Review the material line by line. Identify and copy every line that contains the string "category".

ENTRIES SUPPLIED:
++++++++++
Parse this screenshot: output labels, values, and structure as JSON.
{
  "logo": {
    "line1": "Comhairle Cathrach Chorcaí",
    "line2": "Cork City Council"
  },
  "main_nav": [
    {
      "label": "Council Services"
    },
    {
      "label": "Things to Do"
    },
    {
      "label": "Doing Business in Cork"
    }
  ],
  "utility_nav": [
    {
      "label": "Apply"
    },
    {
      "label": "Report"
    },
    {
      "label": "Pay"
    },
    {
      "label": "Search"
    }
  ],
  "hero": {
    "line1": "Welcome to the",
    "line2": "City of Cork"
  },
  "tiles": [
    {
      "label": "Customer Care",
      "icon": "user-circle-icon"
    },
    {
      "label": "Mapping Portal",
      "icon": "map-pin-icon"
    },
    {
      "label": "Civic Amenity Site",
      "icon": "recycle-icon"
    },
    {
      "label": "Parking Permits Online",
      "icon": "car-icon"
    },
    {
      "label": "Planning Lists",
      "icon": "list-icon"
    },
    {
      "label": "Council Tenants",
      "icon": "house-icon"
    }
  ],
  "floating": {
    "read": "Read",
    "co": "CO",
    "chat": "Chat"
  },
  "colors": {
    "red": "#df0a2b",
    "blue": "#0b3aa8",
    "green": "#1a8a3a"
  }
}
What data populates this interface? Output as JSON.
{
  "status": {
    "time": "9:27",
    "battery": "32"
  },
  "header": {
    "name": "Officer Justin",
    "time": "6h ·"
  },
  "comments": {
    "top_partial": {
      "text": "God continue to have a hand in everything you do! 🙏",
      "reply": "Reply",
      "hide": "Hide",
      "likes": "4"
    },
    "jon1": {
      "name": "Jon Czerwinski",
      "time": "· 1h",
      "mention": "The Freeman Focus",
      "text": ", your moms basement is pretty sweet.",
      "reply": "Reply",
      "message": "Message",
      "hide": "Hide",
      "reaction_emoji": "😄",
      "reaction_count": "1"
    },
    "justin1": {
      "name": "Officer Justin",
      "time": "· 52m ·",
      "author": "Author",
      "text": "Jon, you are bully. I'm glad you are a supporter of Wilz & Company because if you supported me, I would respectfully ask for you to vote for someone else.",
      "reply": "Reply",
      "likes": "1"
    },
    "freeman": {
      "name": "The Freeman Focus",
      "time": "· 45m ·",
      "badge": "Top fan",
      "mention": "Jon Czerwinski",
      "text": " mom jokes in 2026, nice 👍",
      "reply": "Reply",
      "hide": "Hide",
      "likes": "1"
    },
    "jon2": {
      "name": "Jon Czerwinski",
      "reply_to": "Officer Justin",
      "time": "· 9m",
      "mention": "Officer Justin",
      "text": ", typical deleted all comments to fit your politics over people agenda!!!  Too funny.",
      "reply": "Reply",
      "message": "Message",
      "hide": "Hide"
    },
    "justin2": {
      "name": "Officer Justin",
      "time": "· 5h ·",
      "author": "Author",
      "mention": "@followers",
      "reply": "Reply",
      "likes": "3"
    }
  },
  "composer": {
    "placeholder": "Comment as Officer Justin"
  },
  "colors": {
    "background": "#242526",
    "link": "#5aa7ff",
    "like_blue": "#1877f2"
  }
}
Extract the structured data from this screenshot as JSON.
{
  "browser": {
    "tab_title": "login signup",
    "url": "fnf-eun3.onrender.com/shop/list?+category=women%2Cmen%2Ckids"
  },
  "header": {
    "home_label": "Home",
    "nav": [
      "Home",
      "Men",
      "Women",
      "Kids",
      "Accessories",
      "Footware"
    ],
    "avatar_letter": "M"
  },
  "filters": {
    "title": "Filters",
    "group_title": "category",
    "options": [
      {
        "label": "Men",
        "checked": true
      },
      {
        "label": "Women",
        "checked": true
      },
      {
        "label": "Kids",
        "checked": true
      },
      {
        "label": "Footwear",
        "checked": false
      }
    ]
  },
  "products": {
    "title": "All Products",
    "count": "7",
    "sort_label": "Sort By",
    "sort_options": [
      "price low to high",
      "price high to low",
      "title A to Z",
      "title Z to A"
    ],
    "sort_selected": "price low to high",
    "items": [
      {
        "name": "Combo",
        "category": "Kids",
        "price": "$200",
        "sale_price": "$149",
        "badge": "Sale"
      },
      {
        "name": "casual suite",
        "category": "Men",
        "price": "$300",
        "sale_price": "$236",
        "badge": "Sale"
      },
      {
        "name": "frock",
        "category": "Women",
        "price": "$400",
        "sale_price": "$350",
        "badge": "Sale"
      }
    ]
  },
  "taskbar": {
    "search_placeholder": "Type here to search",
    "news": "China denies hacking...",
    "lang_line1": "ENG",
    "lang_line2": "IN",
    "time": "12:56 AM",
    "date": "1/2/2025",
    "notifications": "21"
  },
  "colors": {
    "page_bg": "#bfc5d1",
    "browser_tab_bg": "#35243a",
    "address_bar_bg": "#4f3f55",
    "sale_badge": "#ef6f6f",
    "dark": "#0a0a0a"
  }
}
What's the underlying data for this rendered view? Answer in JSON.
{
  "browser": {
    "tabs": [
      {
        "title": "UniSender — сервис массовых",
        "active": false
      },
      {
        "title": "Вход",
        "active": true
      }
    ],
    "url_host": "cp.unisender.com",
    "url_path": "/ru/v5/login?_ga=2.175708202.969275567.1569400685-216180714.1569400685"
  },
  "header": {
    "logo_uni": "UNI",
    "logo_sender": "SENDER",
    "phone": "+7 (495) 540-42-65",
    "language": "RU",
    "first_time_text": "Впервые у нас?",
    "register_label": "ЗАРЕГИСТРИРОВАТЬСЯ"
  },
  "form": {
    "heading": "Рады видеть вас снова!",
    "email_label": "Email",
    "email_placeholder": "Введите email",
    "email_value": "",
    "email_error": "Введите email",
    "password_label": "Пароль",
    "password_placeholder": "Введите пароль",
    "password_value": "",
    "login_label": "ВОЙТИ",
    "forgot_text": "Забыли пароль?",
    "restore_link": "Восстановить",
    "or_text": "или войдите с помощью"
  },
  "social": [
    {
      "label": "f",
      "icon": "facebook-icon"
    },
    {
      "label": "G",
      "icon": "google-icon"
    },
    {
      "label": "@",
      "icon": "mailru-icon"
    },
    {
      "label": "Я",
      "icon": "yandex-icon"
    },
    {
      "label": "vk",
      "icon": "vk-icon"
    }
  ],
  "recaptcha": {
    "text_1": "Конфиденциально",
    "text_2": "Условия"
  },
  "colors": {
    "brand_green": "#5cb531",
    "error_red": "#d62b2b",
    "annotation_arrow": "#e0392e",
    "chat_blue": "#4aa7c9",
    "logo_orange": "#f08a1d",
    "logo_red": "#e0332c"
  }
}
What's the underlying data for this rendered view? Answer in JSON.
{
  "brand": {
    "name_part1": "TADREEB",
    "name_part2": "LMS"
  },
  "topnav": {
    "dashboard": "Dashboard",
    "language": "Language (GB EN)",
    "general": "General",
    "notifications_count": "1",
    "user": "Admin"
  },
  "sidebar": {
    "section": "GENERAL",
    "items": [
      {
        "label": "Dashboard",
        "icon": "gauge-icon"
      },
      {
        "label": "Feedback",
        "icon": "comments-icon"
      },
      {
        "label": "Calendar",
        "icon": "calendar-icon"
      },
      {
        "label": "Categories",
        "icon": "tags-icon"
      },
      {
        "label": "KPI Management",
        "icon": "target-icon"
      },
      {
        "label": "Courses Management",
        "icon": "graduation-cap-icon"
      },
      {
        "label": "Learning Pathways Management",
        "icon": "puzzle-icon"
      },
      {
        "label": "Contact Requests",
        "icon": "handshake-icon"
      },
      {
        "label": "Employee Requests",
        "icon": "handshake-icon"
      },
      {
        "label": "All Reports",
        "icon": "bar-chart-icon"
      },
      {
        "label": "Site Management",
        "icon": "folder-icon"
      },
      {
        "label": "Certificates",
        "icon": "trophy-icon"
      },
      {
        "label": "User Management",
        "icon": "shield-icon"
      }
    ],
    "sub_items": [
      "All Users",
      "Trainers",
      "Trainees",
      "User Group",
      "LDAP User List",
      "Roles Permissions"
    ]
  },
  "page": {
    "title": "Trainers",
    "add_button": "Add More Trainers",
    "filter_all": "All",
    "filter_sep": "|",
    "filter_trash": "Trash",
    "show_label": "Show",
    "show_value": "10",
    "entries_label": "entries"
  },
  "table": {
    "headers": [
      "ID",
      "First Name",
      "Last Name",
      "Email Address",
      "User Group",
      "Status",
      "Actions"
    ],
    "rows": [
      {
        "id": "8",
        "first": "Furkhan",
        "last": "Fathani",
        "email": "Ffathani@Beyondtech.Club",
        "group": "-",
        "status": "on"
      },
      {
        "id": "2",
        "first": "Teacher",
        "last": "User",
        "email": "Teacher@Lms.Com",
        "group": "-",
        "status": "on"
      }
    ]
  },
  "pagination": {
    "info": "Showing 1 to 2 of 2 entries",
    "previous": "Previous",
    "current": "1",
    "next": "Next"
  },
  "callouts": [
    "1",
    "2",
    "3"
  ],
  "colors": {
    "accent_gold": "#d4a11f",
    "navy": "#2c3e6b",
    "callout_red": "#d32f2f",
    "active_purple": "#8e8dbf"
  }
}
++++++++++
TASK RESULT:
    "url": "fnf-eun3.onrender.com/shop/list?+category=women%2Cmen%2Ckids"
    "group_title": "category",
        "category": "Kids",
        "category": "Men",
        "category": "Women",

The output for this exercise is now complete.